The way to democratize general elections is to take money out of them. This means (a) limiting the amount of money candidates can spend (probably less than 1% of what is spent now in the US) and (b) requiring the press to donate space to genuine debates between all parties ("press" now includes TV and radio as well as newspapers).
Again, democratic elections would minimize the influence of money. Selection of candidates by primary does the exact opposite.
Primaries are most likely to be won by those who have traditional resources to power, which usually means rich white men.
The best way to select candidates is the same way as a party decides its platform: it has a convention of party members (or delegates who are selected at membership meetings). The convention is able to review the credentials of candidates and select those who have the best record of working for the party's goals.
A convention also ensures that the party has the right to select candidates according to other political goals. For example, a party might select a slate of state-wide candidates to reflect geographic balance. In the 2000 election, the Missouri Green Party nominated a slate of six state-wide candidates, 2 from St. Louis, 2 from Kansas City, 1 from Columbia, and 1 from Springfield. Even more important, Greens wanted the slate to reflect ethnic and gender diversity. The slate was chosen so that it included 2 blacks and 4 whites, 3 women and 3 men. Primaries eliminate the right of a party to do this.
It is no accident that Missouri parties forced to hold a primary nominated all white men, with the exception of some women for Secretary of State. Primaries are most likely to be won by those who have traditional resources to power, which usually means rich white men.
Consider the role of primaries in the following facts:1. American politicians squander far more money on elections than is done in any other country.
2. American voters are asked to go to the polls more frequently than in any other western country.
3. The US has a lower voter turnout than typical for other western countries.
American campaigns rarely present a range of political options. They usually degenerate into a cesspool of televised personality attacks. Wouldn't it be nice to totally remove personality from elections? It is actually possible to have meaningful elections by voting for political ideas rather than individual candidates. This would happen if legislatures were chosen by proportional representation (i.e., voters chose between lists of party nominees) and then the legislature selects the executive (as is common in parliamentary systems).
Wouldn't it be nice to totally remove personality from elections?
As Americans watched the soap opera in Florida, many advocated various changes in the political system. The most widely touted is replacing the electoral college with direct election, which would produce no significant change. Proposals for "instant runoff voting" and proportional representation, on the other hand, would be genuine improvements.
By far the most important electoral reform is to allow parties to function as parties by selecting their candidates in whatever way (primary, caucus or convention) they prefer.

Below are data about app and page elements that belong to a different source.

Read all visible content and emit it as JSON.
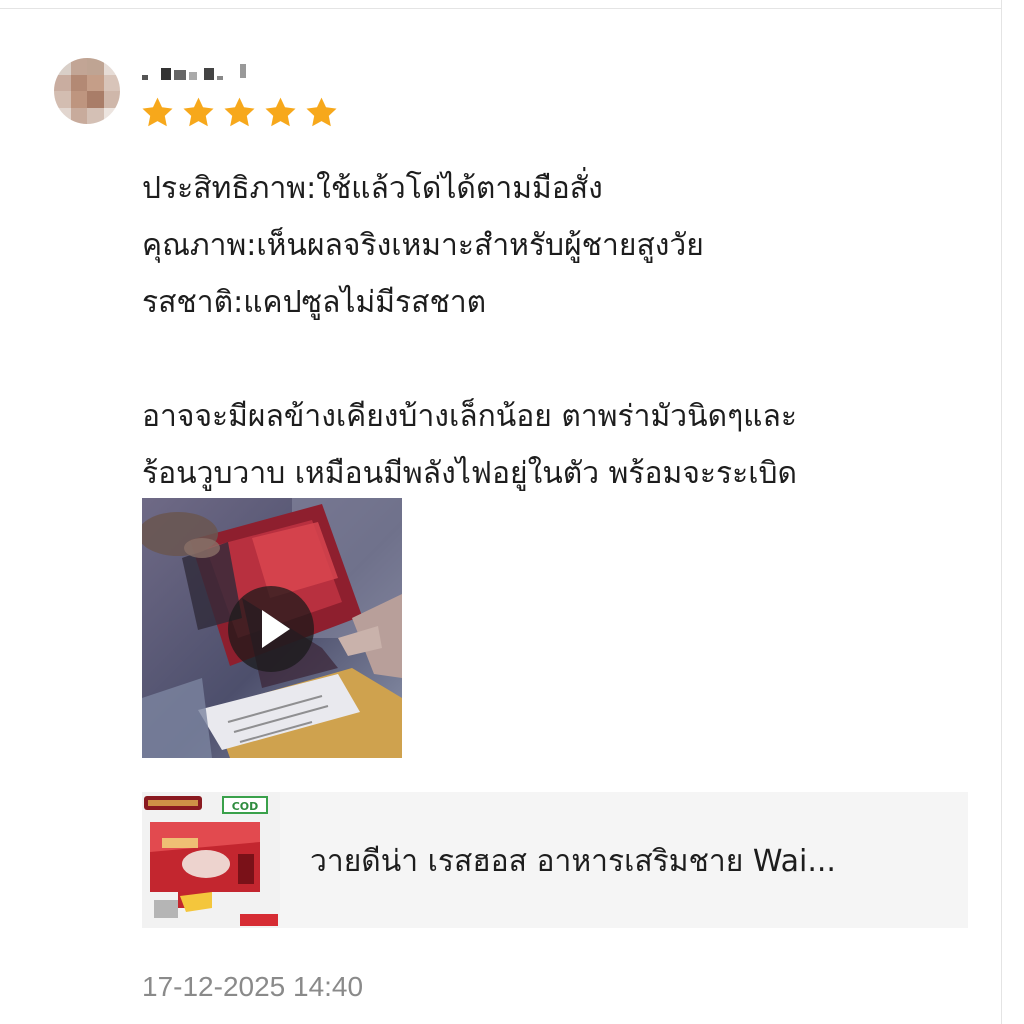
{
  "review": {
    "user": {
      "avatar_icon": "user-avatar-pixelated",
      "name_obscured": true
    },
    "rating": {
      "value": 5,
      "max": 5,
      "star_color": "#f7a81b"
    },
    "lines": [
      "ประสิทธิภาพ:ใช้แล้วโด่ได้ตามมือสั่ง",
      "คุณภาพ:เห็นผลจริงเหมาะสำหรับผู้ชายสูงวัย",
      "รสชาติ:แคปซูลไม่มีรสชาต"
    ],
    "comment_lines": [
      "อาจจะมีผลข้างเคียงบ้างเล็กน้อย ตาพร่ามัวนิดๆและ",
      "ร้อนวูบวาบ เหมือนมีพลังไฟอยู่ในตัว พร้อมจะระเบิด"
    ],
    "video": {
      "play_icon": "play-icon"
    },
    "product": {
      "title": "วายดีน่า เรสฮอส อาหารเสริมชาย Wai...",
      "badge": "COD"
    },
    "timestamp": "17-12-2025 14:40"
  }
}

If Greens merely seek election in a corrupt system, they will end up as little different from Democrats and Republicans. The goal of participating in the electoral system should be to transform it and create the most empowering grassroots democracy we can.